My TiBook is almost three and a half years old. I continue to be amazed at how fast DT runs on it. One of these days, of course, I hope to have a G5 PowerBook with 4 GB or more of RAM – and I’ll be pushing Christian to add even more AI features to DT. :smiley:


One more thing. :slight_smile:

I’ve been working for some time using alpha versions of DT Pro. Although I’ve experimented with multiple databases, I’m still using and enlarging my original database, which does contain multiple topics under lots of group and subgoup headings.

One of these days I’ll get around to breaking up the ‘mixed’ database into individual topical databases. But there’s also value in mixing up things. DT sometimes finds relationships between items that I hadn’t thought of – can provide useful new insights sometimes.

Can’t wait til almost all Macs will be G5s or G6s - 64-bit and fast memory access are ideal for the technology :slight_smile: Lots of ideas in the pipeline…
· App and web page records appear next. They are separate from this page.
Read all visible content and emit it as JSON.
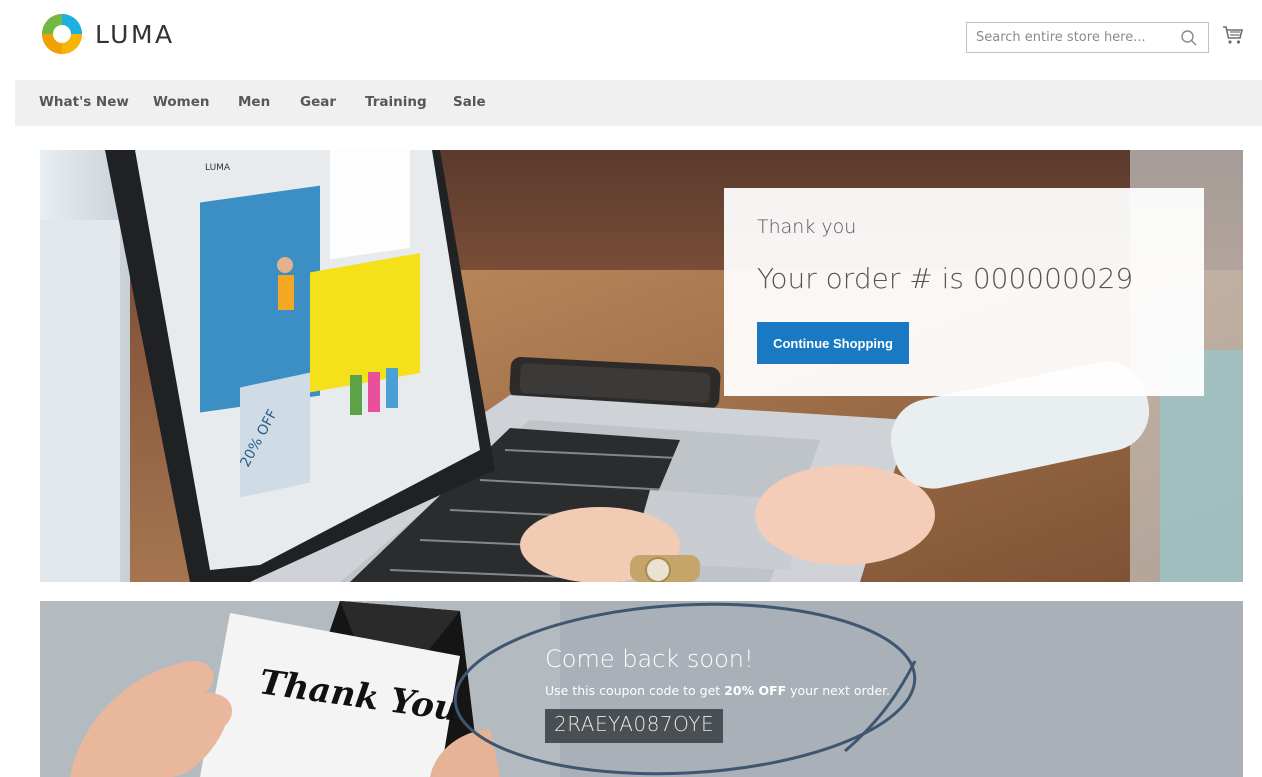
{
  "brand": {
    "name": "LUMA"
  },
  "search": {
    "placeholder": "Search entire store here..."
  },
  "nav": {
    "items": [
      {
        "label": "What's New"
      },
      {
        "label": "Women"
      },
      {
        "label": "Men"
      },
      {
        "label": "Gear"
      },
      {
        "label": "Training"
      },
      {
        "label": "Sale"
      }
    ]
  },
  "hero": {
    "thank_you": "Thank you",
    "order_text": "Your order # is 000000029",
    "continue_label": "Continue Shopping",
    "laptop_screen": {
      "brand": "LUMA",
      "promo": "20% OFF"
    }
  },
  "banner": {
    "card_text": "Thank You",
    "heading": "Come back soon!",
    "coupon_prefix": "Use this coupon code to get ",
    "coupon_bold": "20% OFF",
    "coupon_suffix": " your next order.",
    "coupon_code": "2RAEYA087OYE"
  },
  "colors": {
    "accent": "#1979c3",
    "nav_bg": "#f0f0f0",
    "banner_bg": "#a9b0b7",
    "coupon_bg": "#4a4f54"
  },
  "icons": {
    "search": "search-icon",
    "cart": "cart-icon",
    "logo": "luma-logo-icon"
  }
}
Thanks for these replies. I see now that Link to… does indeed do what I’m looking for, and DEVONthink PE now has no trouble in managing some 1.5 GB of files in just the iTunes-like way I was asking for. I realise this is using only about 1% of the cleverness of the thing, but it’s still very helpful to me. I was going to wait for the Pro version to come out, but it’s all too good to miss out on in the mean time, so I’ve just ordered the license code. Thanks once again.

(One thing I do notice is that Link to… sometimes behaves oddly if there’s a DEVONthink storage file in the same folder, as there is if it’s linking stuff which has previously been exported: it makes a link with the right name, but which is empty when opened. Besides that, it would sometimes be nice to export the files for other applications to use, where all that metadata is unwanted. Maybe Export… could have an option to do so without writing these files?)